Every year, June 6 is celebrated as National Yo-Yo day which is believed to fall on Donald Duncan Sr.'s birthday. Donald Duncan Sr. was an entrepreneur who in 1930 got into the yo-yo business. This day highlights the authenticity of a historic toy called Yo-Yo.
A yo-yo is an object that consists of an axle connected to two disks and a length of string looped around the axle. It is played by holding the free end of the string, allowing gravity or the force of a throw to spin the yo-yo and unwind the string, then allowing the yo-yo to wind itself back again. This is called "yo-yoing." Yo-yoing is a term often used to describe a person fluctuating between two difficult decisions.
Yo-yos have been popular toys for over 2,000 years. Early forms of the toy were called by different names, such as quizzes, bandalores or Jou-Jous. ( people.howstuffworks.com)
The first known painting of a yo-yo is on a Greek vase from approximately 440 BC that shows a boy playing with a yo-yo.
Donald F. Duncan Sr. noticed how quickly the toy captured the interest of kids and decided to get into the business of making yo-yos and the company did well in its first few years. For the next 25 years, all of Duncan's yo-yos were made of wood. In 1955, Duncan partnered with a company called Flambeau to produce plastic yo-yos. The company continued to promote yo-yos in innovative ways, including the purchase of advertising on television. The interest generated from advertising was both a boon and a curse for the company. Demand quickly exceeded factory capacity, so the Duncan Company began to borrow money in order to meet customer expectations. Sadly, it borrowed more money than it could possibly pay back. In addition, the yo-yo craze of the early '60s waned after just a couple of years, and profits dropped dramatically. (people.howstuffworks.com)
Most of you might not be aware of that fact that we do have The National Yo-Yo Museum which is located in Chico, California.
We have underestimated Yo-yo's a lot but a rare, vintage collection of it can attract collectors to spend hundreds of dollars on it.
Today, the Duncan Company is still producing yo-yos and is also competing with several other companies.
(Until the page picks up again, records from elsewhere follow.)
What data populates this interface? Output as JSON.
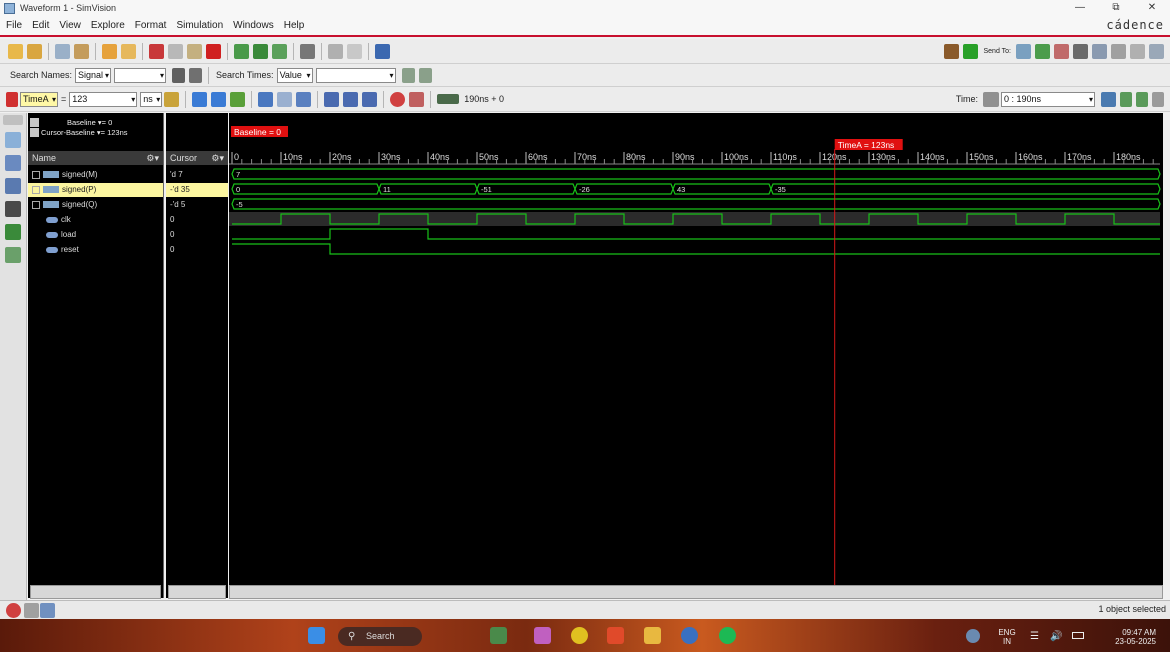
{
  "window": {
    "title": "Waveform 1 - SimVision",
    "controls": [
      "—",
      "⧉",
      "✕"
    ]
  },
  "menu": {
    "items": [
      "File",
      "Edit",
      "View",
      "Explore",
      "Format",
      "Simulation",
      "Windows",
      "Help"
    ],
    "brand": "cádence"
  },
  "toolbar2": {
    "search_names_label": "Search Names:",
    "search_names_type": "Signal",
    "search_names_value": "",
    "search_times_label": "Search Times:",
    "search_times_type": "Value",
    "search_times_value": ""
  },
  "toolbar3": {
    "cursor_name": "TimeA",
    "cursor_eq": "=",
    "cursor_value": "123",
    "cursor_unit": "ns",
    "sim_time": "190ns + 0",
    "time_label": "Time:",
    "time_range": "0 : 190ns"
  },
  "panel": {
    "baseline_line": "Baseline ▾= 0",
    "cursor_baseline_line": "Cursor-Baseline ▾= 123ns",
    "name_header": "Name",
    "cursor_header": "Cursor"
  },
  "signals": [
    {
      "name": "signed(M)",
      "value": "'d 7",
      "type": "bus",
      "expandable": true
    },
    {
      "name": "signed(P)",
      "value": "-'d 35",
      "type": "bus",
      "expandable": true,
      "selected": true
    },
    {
      "name": "signed(Q)",
      "value": "-'d 5",
      "type": "bus",
      "expandable": true
    },
    {
      "name": "clk",
      "value": "0",
      "type": "wire"
    },
    {
      "name": "load",
      "value": "0",
      "type": "wire"
    },
    {
      "name": "reset",
      "value": "0",
      "type": "wire"
    }
  ],
  "waveform": {
    "baseline_marker": "Baseline = 0",
    "cursor_marker": "TimeA = 123ns",
    "cursor_time": 123,
    "time_end": 190,
    "ruler_labels": [
      "0",
      "10ns",
      "20ns",
      "30ns",
      "40ns",
      "50ns",
      "60ns",
      "70ns",
      "80ns",
      "90ns",
      "100ns",
      "110ns",
      "120ns",
      "130ns",
      "140ns",
      "150ns",
      "160ns",
      "170ns",
      "180ns"
    ],
    "ruler_times": [
      0,
      10,
      20,
      30,
      40,
      50,
      60,
      70,
      80,
      90,
      100,
      110,
      120,
      130,
      140,
      150,
      160,
      170,
      180
    ],
    "bus_segments": {
      "signed(M)": [
        {
          "start": 0,
          "end": 190,
          "label": "7"
        }
      ],
      "signed(P)": [
        {
          "start": 0,
          "end": 30,
          "label": "0"
        },
        {
          "start": 30,
          "end": 50,
          "label": "11"
        },
        {
          "start": 50,
          "end": 70,
          "label": "-51"
        },
        {
          "start": 70,
          "end": 90,
          "label": "-26"
        },
        {
          "start": 90,
          "end": 110,
          "label": "43"
        },
        {
          "start": 110,
          "end": 190,
          "label": "-35"
        }
      ],
      "signed(Q)": [
        {
          "start": 0,
          "end": 190,
          "label": "-5"
        }
      ]
    },
    "clk_period": 20,
    "clk_first_rise": 10,
    "load_high": [
      20,
      40
    ],
    "reset_high": [
      0,
      20
    ],
    "colors": {
      "wave": "#18c018",
      "cursor": "#d81818",
      "marker_bg": "#e01010",
      "grid_tick": "#bbbbbb"
    }
  },
  "status": {
    "text": "1 object selected"
  },
  "taskbar": {
    "search_label": "Search",
    "lang_top": "ENG",
    "lang_bottom": "IN",
    "time": "09:47 AM",
    "date": "23-05-2025"
  }
}
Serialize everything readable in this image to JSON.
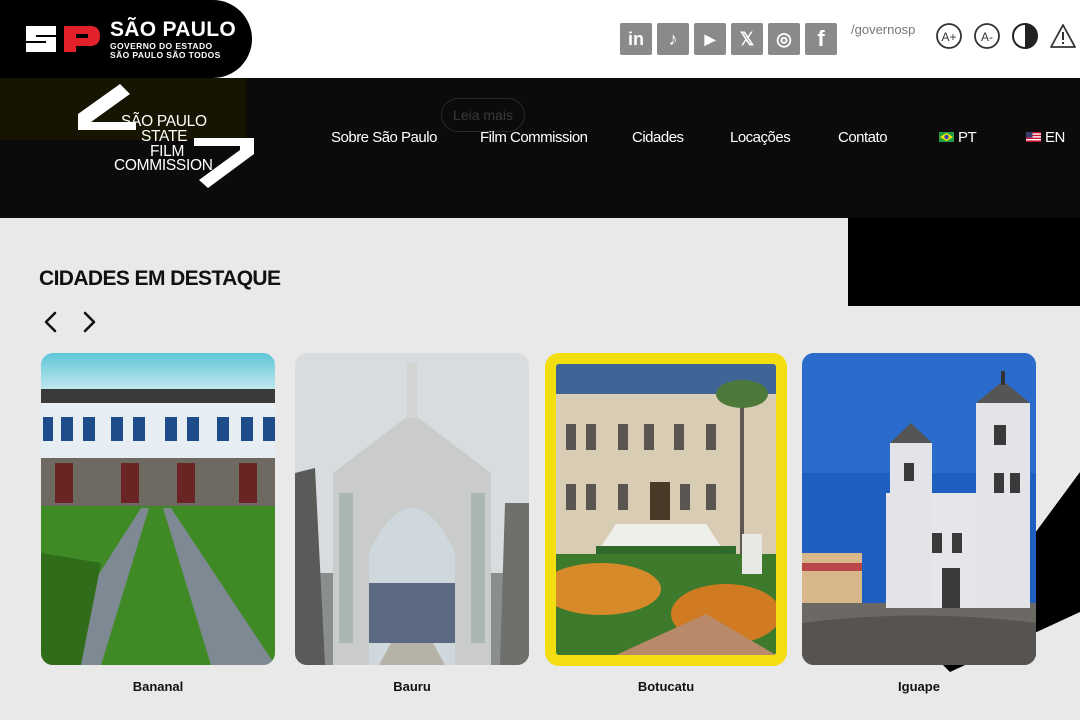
{
  "gov": {
    "name": "SÃO PAULO",
    "line2": "GOVERNO DO ESTADO",
    "line3": "SÃO PAULO SÃO TODOS",
    "handle": "/governosp"
  },
  "social": [
    {
      "icon": "linkedin-icon",
      "glyph": "in"
    },
    {
      "icon": "tiktok-icon",
      "glyph": "♪"
    },
    {
      "icon": "youtube-icon",
      "glyph": "▶"
    },
    {
      "icon": "x-icon",
      "glyph": "𝕏"
    },
    {
      "icon": "instagram-icon",
      "glyph": "◎"
    },
    {
      "icon": "facebook-icon",
      "glyph": "f"
    }
  ],
  "accessibility": {
    "increase": "A+",
    "decrease": "A-"
  },
  "header": {
    "ghost_button": "Leia mais",
    "logo": {
      "line1": "SÃO PAULO",
      "line2": "STATE",
      "line3": "FILM",
      "line4": "COMMISSION"
    },
    "nav": [
      {
        "label": "Sobre São Paulo"
      },
      {
        "label": "Film Commission"
      },
      {
        "label": "Cidades"
      },
      {
        "label": "Locações"
      },
      {
        "label": "Contato"
      },
      {
        "label": "PT"
      },
      {
        "label": "EN"
      }
    ]
  },
  "featured": {
    "title": "CIDADES EM DESTAQUE",
    "cities": [
      {
        "name": "Bananal"
      },
      {
        "name": "Bauru"
      },
      {
        "name": "Botucatu"
      },
      {
        "name": "Iguape"
      }
    ]
  },
  "colors": {
    "accent_yellow": "#f3de12",
    "header_black": "#0b0b0b",
    "sp_red": "#e3212a"
  }
}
The Company has excelled in the yo-yo business while some prefer to produce traditional yo-yos, others experiment with its texture and produce innovative models comprising clutch systems along with ball bearing to improve its performance. Interestingly, many yo-yo competitions and events are held across the world and it is pointed out that in few years yo-yo craze will spread all over the world.